The journey is the best part, so enjoy it with all the ups and downs that come with it.
Developing a Growth Mindset in Your Kids
A growth mindset is essential to a successful life, yet many parents unintentionally instill a fear of failure and a fixed mindset into their children.
As we learned, anyone can change their mindset, and parents can help their children develop a growth mindset rather than a fixed one, which will set them up for a successful life.
While the education system focuses too much on standardized test scores, we can teach kids that success is more than test performance. Praise their efforts rather than their outcomes, and help them learn how to change their approach when things aren’t working.
Allow kids to make mistakes, and allow them to get better on their own. Instill a passion for learning for its own sake rather than as a necessary classroom evil.
Give your kids room to grow and develop on their own.
Growth Mindset Critical for Success
When you have the right mindset, you can accomplish nearly anything. A growth mindset is essential for a happy, successful life; the best part is that it’s within reach.
Use the tools offered to change your mindset. Realizing that your attitude isn’t set in stone and that you have the power to change yours is the first step to improving your self-esteem and building a better life.
What are you waiting for? Shift your mindset and revel in the possibilities that await.

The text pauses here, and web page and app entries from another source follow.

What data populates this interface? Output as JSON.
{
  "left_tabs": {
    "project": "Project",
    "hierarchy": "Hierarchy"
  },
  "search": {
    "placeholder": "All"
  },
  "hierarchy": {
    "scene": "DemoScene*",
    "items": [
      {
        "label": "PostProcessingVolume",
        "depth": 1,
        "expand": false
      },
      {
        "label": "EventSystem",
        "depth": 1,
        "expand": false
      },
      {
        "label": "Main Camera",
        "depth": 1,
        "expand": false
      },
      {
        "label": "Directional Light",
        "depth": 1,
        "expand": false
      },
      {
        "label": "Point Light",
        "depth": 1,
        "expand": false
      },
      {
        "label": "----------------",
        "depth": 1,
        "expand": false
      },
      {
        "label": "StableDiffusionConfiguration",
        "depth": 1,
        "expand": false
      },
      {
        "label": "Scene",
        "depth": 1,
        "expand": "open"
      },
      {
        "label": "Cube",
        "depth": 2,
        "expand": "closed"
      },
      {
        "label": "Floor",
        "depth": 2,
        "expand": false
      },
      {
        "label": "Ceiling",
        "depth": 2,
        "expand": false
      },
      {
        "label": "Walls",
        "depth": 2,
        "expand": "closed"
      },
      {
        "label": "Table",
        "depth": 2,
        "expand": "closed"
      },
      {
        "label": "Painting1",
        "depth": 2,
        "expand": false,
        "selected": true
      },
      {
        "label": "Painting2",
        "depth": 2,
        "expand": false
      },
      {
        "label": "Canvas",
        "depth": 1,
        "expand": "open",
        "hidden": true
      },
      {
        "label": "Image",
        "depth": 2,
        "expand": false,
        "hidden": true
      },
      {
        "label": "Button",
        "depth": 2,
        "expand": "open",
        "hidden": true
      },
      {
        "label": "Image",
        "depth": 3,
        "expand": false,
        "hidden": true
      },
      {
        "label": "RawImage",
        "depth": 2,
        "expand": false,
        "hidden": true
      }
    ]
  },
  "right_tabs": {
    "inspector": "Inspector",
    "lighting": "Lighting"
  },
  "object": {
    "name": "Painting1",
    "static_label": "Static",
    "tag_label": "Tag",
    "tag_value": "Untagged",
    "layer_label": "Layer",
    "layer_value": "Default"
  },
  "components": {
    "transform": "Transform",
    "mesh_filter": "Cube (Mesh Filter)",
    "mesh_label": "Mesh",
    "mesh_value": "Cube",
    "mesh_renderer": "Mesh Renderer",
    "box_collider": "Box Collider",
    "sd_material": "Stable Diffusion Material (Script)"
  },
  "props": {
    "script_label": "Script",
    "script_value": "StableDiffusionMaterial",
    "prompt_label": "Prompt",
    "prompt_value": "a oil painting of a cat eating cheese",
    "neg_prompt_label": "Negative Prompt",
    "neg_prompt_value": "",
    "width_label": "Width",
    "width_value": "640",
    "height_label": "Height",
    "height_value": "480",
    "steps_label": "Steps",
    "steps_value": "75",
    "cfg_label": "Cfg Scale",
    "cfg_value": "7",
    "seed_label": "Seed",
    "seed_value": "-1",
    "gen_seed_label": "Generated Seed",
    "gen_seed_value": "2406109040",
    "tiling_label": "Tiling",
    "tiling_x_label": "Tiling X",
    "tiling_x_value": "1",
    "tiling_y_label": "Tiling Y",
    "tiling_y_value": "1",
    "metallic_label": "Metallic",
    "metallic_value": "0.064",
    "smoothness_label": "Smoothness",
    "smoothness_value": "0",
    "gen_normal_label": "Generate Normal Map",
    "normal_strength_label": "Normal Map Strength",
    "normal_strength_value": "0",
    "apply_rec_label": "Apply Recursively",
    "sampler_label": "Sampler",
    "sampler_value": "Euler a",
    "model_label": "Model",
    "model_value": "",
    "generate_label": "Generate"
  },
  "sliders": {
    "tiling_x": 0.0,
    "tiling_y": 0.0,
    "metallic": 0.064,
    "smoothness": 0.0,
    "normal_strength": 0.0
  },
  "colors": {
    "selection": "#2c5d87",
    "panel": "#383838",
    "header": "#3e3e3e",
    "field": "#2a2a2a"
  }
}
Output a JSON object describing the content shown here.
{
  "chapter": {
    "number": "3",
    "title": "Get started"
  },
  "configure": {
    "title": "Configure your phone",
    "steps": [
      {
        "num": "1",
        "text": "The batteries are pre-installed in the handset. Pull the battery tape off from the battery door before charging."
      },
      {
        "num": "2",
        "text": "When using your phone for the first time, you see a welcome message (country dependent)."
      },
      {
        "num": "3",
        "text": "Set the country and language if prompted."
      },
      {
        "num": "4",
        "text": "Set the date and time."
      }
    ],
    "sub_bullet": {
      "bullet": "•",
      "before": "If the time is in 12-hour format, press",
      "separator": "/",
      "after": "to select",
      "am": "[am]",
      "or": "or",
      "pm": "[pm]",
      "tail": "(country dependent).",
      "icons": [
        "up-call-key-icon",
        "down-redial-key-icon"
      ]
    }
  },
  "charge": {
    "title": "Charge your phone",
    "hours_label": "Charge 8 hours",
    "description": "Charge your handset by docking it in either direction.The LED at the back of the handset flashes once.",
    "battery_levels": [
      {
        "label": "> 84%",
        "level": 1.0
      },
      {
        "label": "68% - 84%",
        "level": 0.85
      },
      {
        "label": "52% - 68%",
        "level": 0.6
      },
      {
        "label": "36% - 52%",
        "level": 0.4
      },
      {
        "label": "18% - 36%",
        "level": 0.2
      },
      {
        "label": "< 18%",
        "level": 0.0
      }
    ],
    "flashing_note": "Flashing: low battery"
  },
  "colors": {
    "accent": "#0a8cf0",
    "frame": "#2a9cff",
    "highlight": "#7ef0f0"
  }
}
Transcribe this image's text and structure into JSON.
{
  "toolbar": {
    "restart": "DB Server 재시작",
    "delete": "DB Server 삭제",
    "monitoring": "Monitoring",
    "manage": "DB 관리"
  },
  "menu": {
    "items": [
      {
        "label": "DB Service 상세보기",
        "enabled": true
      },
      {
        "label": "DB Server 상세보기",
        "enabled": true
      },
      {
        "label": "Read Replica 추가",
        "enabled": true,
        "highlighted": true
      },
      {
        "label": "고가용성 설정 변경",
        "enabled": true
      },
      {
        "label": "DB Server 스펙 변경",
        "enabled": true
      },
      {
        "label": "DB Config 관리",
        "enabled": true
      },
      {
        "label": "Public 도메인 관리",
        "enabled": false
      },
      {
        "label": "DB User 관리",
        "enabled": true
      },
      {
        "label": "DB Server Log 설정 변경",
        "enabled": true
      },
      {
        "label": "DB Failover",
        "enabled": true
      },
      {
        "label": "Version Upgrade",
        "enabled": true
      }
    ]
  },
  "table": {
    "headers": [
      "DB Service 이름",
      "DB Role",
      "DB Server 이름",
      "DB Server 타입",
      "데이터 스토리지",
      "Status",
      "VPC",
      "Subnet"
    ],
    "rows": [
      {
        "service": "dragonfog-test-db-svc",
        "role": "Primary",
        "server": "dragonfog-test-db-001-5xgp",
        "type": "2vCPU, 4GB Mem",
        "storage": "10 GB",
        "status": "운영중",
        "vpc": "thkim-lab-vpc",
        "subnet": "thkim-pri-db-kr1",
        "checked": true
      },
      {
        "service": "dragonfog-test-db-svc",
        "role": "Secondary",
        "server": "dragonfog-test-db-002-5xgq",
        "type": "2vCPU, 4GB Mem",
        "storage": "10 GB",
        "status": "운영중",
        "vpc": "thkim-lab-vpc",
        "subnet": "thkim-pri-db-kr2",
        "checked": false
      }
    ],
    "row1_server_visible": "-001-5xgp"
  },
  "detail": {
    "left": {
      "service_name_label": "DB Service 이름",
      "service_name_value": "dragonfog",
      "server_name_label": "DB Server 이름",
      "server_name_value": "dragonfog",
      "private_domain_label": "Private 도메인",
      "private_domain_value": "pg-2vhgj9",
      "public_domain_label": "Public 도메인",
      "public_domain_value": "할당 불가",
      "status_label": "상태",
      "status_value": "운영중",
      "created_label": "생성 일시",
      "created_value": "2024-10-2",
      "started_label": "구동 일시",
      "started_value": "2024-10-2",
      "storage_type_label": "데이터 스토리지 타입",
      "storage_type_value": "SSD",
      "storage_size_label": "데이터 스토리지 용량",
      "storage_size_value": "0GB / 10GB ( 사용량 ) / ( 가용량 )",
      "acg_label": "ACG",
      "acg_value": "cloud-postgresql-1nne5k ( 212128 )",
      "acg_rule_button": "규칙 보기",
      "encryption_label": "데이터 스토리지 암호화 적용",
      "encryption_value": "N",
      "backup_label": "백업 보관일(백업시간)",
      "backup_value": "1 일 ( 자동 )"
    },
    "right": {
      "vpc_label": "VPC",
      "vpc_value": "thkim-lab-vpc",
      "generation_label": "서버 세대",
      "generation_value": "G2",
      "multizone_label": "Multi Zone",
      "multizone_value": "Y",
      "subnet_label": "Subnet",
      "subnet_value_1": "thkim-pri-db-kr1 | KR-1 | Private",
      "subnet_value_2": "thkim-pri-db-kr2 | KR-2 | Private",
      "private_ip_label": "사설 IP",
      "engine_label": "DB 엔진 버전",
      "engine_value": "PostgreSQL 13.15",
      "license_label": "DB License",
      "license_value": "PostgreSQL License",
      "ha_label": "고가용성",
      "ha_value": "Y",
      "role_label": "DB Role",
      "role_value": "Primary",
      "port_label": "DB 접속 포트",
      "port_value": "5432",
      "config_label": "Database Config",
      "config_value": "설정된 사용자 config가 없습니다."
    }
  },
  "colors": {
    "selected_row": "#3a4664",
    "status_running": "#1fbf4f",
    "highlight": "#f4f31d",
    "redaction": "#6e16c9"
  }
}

Melanie launched Partners in Fire in 2017 to document her quest for financial independence with a mix of finance, fun, and solving the world’s problems. She’s self educated in personal finance and passionate about fighting systematic problems that prevent others from achieving their own financial goals. She also loves travel, anthropology, gaming and her cats.